- _Website and app data records_:
┏━━

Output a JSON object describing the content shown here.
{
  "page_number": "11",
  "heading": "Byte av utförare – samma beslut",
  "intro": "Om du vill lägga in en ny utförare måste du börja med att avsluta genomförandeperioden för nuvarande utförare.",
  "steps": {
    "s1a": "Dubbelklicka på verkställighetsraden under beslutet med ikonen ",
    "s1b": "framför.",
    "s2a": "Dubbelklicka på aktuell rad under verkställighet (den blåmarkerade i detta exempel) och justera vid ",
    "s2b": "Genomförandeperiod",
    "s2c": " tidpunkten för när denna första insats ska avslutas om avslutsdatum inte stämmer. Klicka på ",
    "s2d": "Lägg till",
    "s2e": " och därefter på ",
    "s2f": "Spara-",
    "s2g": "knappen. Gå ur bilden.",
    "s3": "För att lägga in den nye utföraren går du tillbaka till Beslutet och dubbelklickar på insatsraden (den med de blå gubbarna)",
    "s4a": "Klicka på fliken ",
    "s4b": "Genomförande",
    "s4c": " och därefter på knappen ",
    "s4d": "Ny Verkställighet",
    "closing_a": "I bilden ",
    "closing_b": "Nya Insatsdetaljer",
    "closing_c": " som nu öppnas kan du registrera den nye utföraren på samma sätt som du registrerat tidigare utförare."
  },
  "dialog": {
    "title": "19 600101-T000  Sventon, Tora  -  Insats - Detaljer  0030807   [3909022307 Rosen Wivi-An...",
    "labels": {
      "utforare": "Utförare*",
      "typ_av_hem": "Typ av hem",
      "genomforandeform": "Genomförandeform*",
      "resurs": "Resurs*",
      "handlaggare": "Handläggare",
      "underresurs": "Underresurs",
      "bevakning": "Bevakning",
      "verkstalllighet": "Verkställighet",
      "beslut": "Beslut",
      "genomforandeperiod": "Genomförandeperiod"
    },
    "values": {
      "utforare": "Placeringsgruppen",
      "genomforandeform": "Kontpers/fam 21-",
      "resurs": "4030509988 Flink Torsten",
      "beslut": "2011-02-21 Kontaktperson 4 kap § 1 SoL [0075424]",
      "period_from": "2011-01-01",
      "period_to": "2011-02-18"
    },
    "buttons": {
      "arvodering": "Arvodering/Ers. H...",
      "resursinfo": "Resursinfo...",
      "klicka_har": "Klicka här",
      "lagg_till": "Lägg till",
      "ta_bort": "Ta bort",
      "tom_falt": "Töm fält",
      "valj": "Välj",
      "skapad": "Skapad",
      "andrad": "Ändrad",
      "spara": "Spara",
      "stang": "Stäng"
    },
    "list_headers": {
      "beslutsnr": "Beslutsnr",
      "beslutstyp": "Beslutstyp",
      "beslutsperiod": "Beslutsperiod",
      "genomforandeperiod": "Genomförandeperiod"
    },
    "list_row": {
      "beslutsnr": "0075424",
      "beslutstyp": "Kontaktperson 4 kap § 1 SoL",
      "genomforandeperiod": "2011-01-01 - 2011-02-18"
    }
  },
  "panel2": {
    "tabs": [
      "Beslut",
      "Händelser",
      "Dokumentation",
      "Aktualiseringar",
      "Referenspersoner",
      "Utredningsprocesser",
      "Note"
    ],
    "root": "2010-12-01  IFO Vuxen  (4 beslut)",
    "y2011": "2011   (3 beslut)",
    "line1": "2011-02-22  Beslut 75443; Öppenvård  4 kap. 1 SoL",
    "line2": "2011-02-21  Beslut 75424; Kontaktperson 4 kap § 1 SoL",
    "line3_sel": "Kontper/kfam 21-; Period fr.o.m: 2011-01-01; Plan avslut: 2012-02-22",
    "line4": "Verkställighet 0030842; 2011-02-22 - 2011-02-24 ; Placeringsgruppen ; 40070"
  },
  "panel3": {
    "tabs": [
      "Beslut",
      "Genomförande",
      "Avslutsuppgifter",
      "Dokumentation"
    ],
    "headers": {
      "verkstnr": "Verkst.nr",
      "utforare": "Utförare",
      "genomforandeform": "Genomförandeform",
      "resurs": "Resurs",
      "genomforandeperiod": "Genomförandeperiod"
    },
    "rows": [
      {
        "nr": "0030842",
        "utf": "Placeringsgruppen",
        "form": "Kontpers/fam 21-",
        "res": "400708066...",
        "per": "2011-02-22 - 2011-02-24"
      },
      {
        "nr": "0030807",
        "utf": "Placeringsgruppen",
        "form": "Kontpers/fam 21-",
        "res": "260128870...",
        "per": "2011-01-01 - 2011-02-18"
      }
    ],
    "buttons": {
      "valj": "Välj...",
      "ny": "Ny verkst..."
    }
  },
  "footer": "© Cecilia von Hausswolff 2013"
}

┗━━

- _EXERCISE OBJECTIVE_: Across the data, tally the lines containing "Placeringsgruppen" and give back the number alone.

- _TASK RESULT_: 4